"I always recommend a safety gate," Annette advises. "It's a gentle barrier that keeps your child contained in their room. You can still see them and they can still see you - although you don't want them to be seeing you."
Stay one step ahead, Annette advises.
Follow a strict bedtime routine
Between the ages of 18 months and three years it's particularly important to give toddlers very strict, clear boundaries around bedtime, Annette says.
"If they see that the boundaries are quite lax and open for movement then they'll just push and run with it.
"Have a short, sharp routine of bath, into the bedroom, pyjamas on, stories, milk (if they're still having a milk drink) and then bed," she advises.
"If you can keep that to 30-40 minutes then over time the routine is going to kick in, and if you stick to the time frame then they don't have as much of an opportunity to stretch bedtime out with delaying tactics."
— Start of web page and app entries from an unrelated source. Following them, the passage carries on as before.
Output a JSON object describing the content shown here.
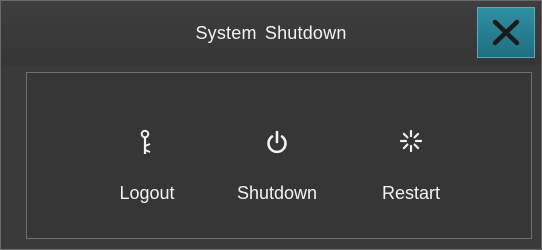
{
  "window": {
    "title": "System  Shutdown",
    "close_icon": "close-icon"
  },
  "actions": [
    {
      "label": "Logout",
      "icon": "key-icon"
    },
    {
      "label": "Shutdown",
      "icon": "power-icon"
    },
    {
      "label": "Restart",
      "icon": "restart-icon"
    }
  ],
  "colors": {
    "dialog_bg": "#3a3a3a",
    "close_button": "#2a8090",
    "text": "#f2f2f2"
  }
}
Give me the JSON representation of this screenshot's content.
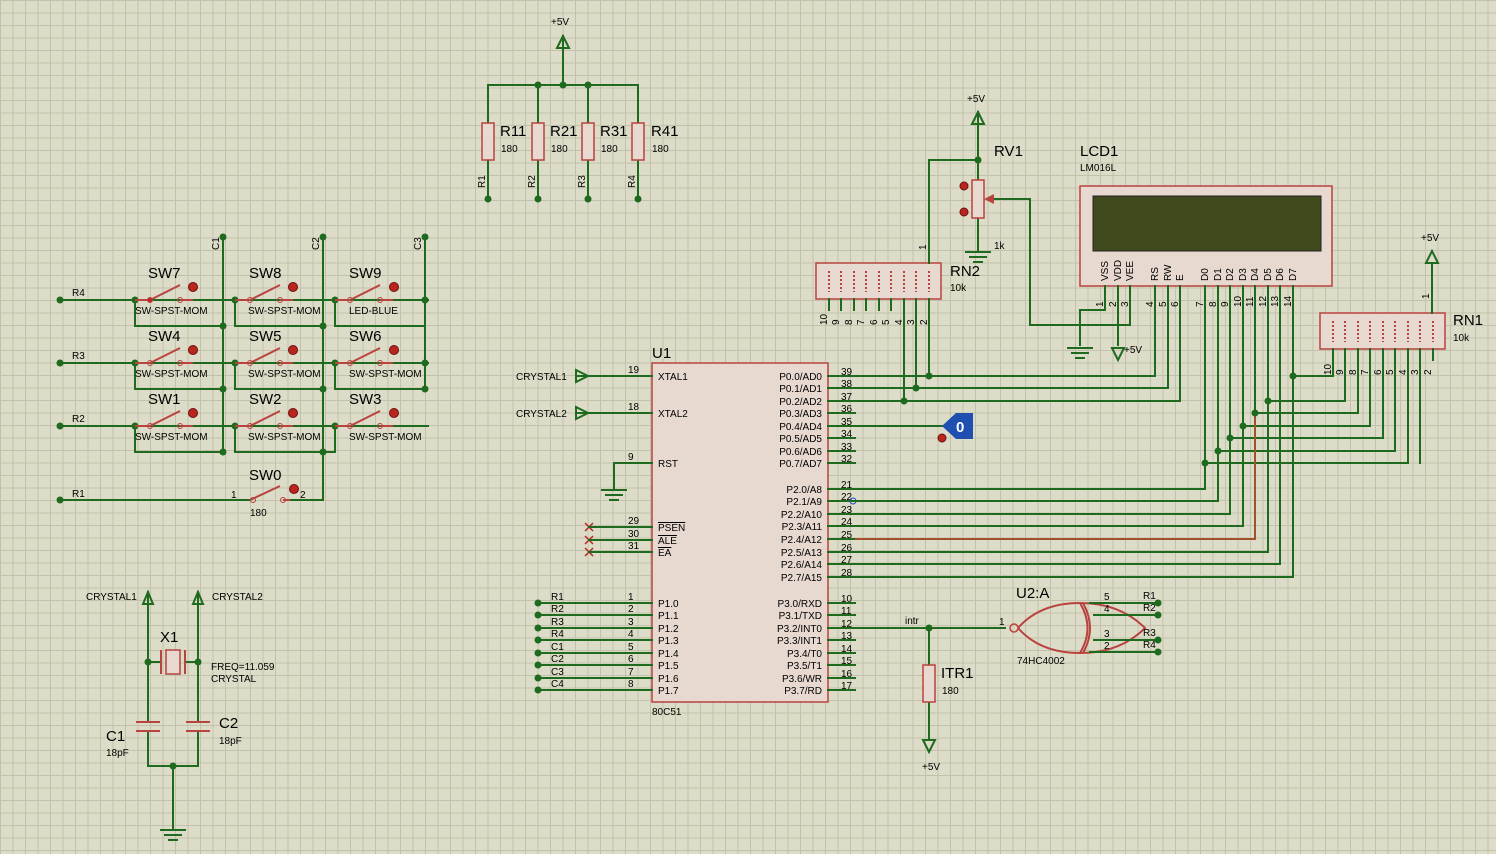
{
  "power": {
    "vcc": "+5V"
  },
  "resistor_bank": [
    {
      "ref": "R11",
      "value": "180",
      "net": "R1"
    },
    {
      "ref": "R21",
      "value": "180",
      "net": "R2"
    },
    {
      "ref": "R31",
      "value": "180",
      "net": "R3"
    },
    {
      "ref": "R41",
      "value": "180",
      "net": "R4"
    }
  ],
  "keypad": {
    "rows": [
      "R4",
      "R3",
      "R2"
    ],
    "cols": [
      "C1",
      "C2",
      "C3"
    ],
    "switches": [
      {
        "ref": "SW7",
        "type": "SW-SPST-MOM"
      },
      {
        "ref": "SW8",
        "type": "SW-SPST-MOM"
      },
      {
        "ref": "SW9",
        "type": "LED-BLUE"
      },
      {
        "ref": "SW4",
        "type": "SW-SPST-MOM"
      },
      {
        "ref": "SW5",
        "type": "SW-SPST-MOM"
      },
      {
        "ref": "SW6",
        "type": "SW-SPST-MOM"
      },
      {
        "ref": "SW1",
        "type": "SW-SPST-MOM"
      },
      {
        "ref": "SW2",
        "type": "SW-SPST-MOM"
      },
      {
        "ref": "SW3",
        "type": "SW-SPST-MOM"
      }
    ],
    "sw0": {
      "ref": "SW0",
      "value": "180",
      "net": "R1",
      "pin1": "1",
      "pin2": "2"
    }
  },
  "crystal": {
    "net1": "CRYSTAL1",
    "net2": "CRYSTAL2",
    "ref": "X1",
    "freq": "FREQ=11.059",
    "type": "CRYSTAL",
    "c1": {
      "ref": "C1",
      "value": "18pF"
    },
    "c2": {
      "ref": "C2",
      "value": "18pF"
    }
  },
  "mcu": {
    "ref": "U1",
    "part": "80C51",
    "left_pins": [
      {
        "num": "19",
        "name": "XTAL1",
        "net": "CRYSTAL1"
      },
      {
        "num": "18",
        "name": "XTAL2",
        "net": "CRYSTAL2"
      },
      {
        "num": "9",
        "name": "RST"
      },
      {
        "num": "29",
        "name": "PSEN"
      },
      {
        "num": "30",
        "name": "ALE"
      },
      {
        "num": "31",
        "name": "EA"
      },
      {
        "num": "1",
        "name": "P1.0",
        "net": "R1"
      },
      {
        "num": "2",
        "name": "P1.1",
        "net": "R2"
      },
      {
        "num": "3",
        "name": "P1.2",
        "net": "R3"
      },
      {
        "num": "4",
        "name": "P1.3",
        "net": "R4"
      },
      {
        "num": "5",
        "name": "P1.4",
        "net": "C1"
      },
      {
        "num": "6",
        "name": "P1.5",
        "net": "C2"
      },
      {
        "num": "7",
        "name": "P1.6",
        "net": "C3"
      },
      {
        "num": "8",
        "name": "P1.7",
        "net": "C4"
      }
    ],
    "right_pins": [
      {
        "num": "39",
        "name": "P0.0/AD0"
      },
      {
        "num": "38",
        "name": "P0.1/AD1"
      },
      {
        "num": "37",
        "name": "P0.2/AD2"
      },
      {
        "num": "36",
        "name": "P0.3/AD3"
      },
      {
        "num": "35",
        "name": "P0.4/AD4"
      },
      {
        "num": "34",
        "name": "P0.5/AD5"
      },
      {
        "num": "33",
        "name": "P0.6/AD6"
      },
      {
        "num": "32",
        "name": "P0.7/AD7"
      },
      {
        "num": "21",
        "name": "P2.0/A8"
      },
      {
        "num": "22",
        "name": "P2.1/A9"
      },
      {
        "num": "23",
        "name": "P2.2/A10"
      },
      {
        "num": "24",
        "name": "P2.3/A11"
      },
      {
        "num": "25",
        "name": "P2.4/A12"
      },
      {
        "num": "26",
        "name": "P2.5/A13"
      },
      {
        "num": "27",
        "name": "P2.6/A14"
      },
      {
        "num": "28",
        "name": "P2.7/A15"
      },
      {
        "num": "10",
        "name": "P3.0/RXD"
      },
      {
        "num": "11",
        "name": "P3.1/TXD"
      },
      {
        "num": "12",
        "name": "P3.2/INT0"
      },
      {
        "num": "13",
        "name": "P3.3/INT1"
      },
      {
        "num": "14",
        "name": "P3.4/T0"
      },
      {
        "num": "15",
        "name": "P3.5/T1"
      },
      {
        "num": "16",
        "name": "P3.6/WR"
      },
      {
        "num": "17",
        "name": "P3.7/RD"
      }
    ]
  },
  "probe": {
    "value": "0"
  },
  "intr": {
    "net": "intr",
    "ref": "ITR1",
    "value": "180"
  },
  "nor_gate": {
    "ref": "U2:A",
    "part": "74HC4002",
    "out_pin": "1",
    "inputs": [
      {
        "pin": "5",
        "net": "R1"
      },
      {
        "pin": "4",
        "net": "R2"
      },
      {
        "pin": "3",
        "net": "R3"
      },
      {
        "pin": "2",
        "net": "R4"
      }
    ]
  },
  "pot": {
    "ref": "RV1",
    "value": "1k",
    "pin": "1"
  },
  "lcd": {
    "ref": "LCD1",
    "part": "LM016L",
    "pins": [
      {
        "name": "VSS",
        "num": "1"
      },
      {
        "name": "VDD",
        "num": "2"
      },
      {
        "name": "VEE",
        "num": "3"
      },
      {
        "name": "RS",
        "num": "4"
      },
      {
        "name": "RW",
        "num": "5"
      },
      {
        "name": "E",
        "num": "6"
      },
      {
        "name": "D0",
        "num": "7"
      },
      {
        "name": "D1",
        "num": "8"
      },
      {
        "name": "D2",
        "num": "9"
      },
      {
        "name": "D3",
        "num": "10"
      },
      {
        "name": "D4",
        "num": "11"
      },
      {
        "name": "D5",
        "num": "12"
      },
      {
        "name": "D6",
        "num": "13"
      },
      {
        "name": "D7",
        "num": "14"
      }
    ],
    "lcd_color": "#3f4a1c"
  },
  "rn2": {
    "ref": "RN2",
    "value": "10k",
    "pins": [
      "10",
      "9",
      "8",
      "7",
      "6",
      "5",
      "4",
      "3",
      "2"
    ],
    "common": "1"
  },
  "rn1": {
    "ref": "RN1",
    "value": "10k",
    "pins": [
      "10",
      "9",
      "8",
      "7",
      "6",
      "5",
      "4",
      "3",
      "2"
    ],
    "common": "1"
  },
  "col_labels": [
    "C1",
    "C2",
    "C3"
  ]
}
The worst thing you can do is bring them back out into the living room after bath time, she says, because you're bringing them back out into the environment where daytime activities happen so it's confusing for them.
"They end up watching a bit of TV and then you're distracted by doing the evening meal or washing the dishes and time goes, then trying to get a child from the living room out to the bedroom is really hard."
With particularly determined children Annette advises effectively shutting down the entire living area.
"So we 'finish' with the living room - we close the curtains, say goodnight to the toys, turn the lights off, shut the door to the lounge and then the child knows that the play environment is no longer available so it's time for bed. Sometimes they need those physical props or cues."
Night wakings cannot be avoided. Young children get sick or have bad dreams and absolutely, genuinely need you in the night. But how you respond sets the pattern for future times, Annette warns.
"A lot of the time with 'I'm scared, I had a bad dream', if a child uses that and you react and you are like 'oh gosh, you must be scared, come into our bed' then of course they're going to use that every time if that's the one way they can get into mum and dad's bed.
"Children do have bad dreams [and absolutely need your reassurance] but your reaction as a parent to that is key. You could be fueling it."
The other factor to consider is how your child falls asleep when put to bed. If they're reliant on you to lie down with them until they fall asleep then you become their sleep aid or association.
"So of course if they wake up at midnight or 1am or 2am they're going to go 'Mum's gone, I'm going to to find her.'
"With night wanderers you need to continually put them back to bed but you also need to stop lying down with them at bedtime."
Or could they be under-tired?
Before you do anything, though, check first that your toddler is not simply under-tired, Annette suggests.
"Children have a night sleep quota and a day sleep quota and as they get older their day sleep quota decreases and their night quota increases. At around two years old they need an hour in the day and 11-12 hours at night but if they're having, say, two hours in the day then their body is going to go 'okay I don't need as much at night because I'm getting quite a bit in the day' so at either end of the night sleep starts to fall away."
Toddlers become either difficult to settle at night or begin waking extra-early every morning."Interestingly, 70 per cent of families I see with toddlers either need to cut the day nap or ditch it altogether," Annette says.
"Parents say, 'well, he needs his day sleep, he loves his sleep in the day', but that's because he's making up for the shortfall at night.
"Another sign that they're ready to drop the day sleep is if they're out cold for two to three hours during the day and you can't wake them. When they do wake they're very groggy, grumpy and tearful. That's because they're having very deep, restorative sleep during the day to make up for that shortfall at night."
A child should only take five to 10 minutes to fall asleep and if they're getting the right amount of sleep during the day and night, they will consistently fall asleep like this. That's the toddler sleep goal to aspire to. Wishing you the very best of luck!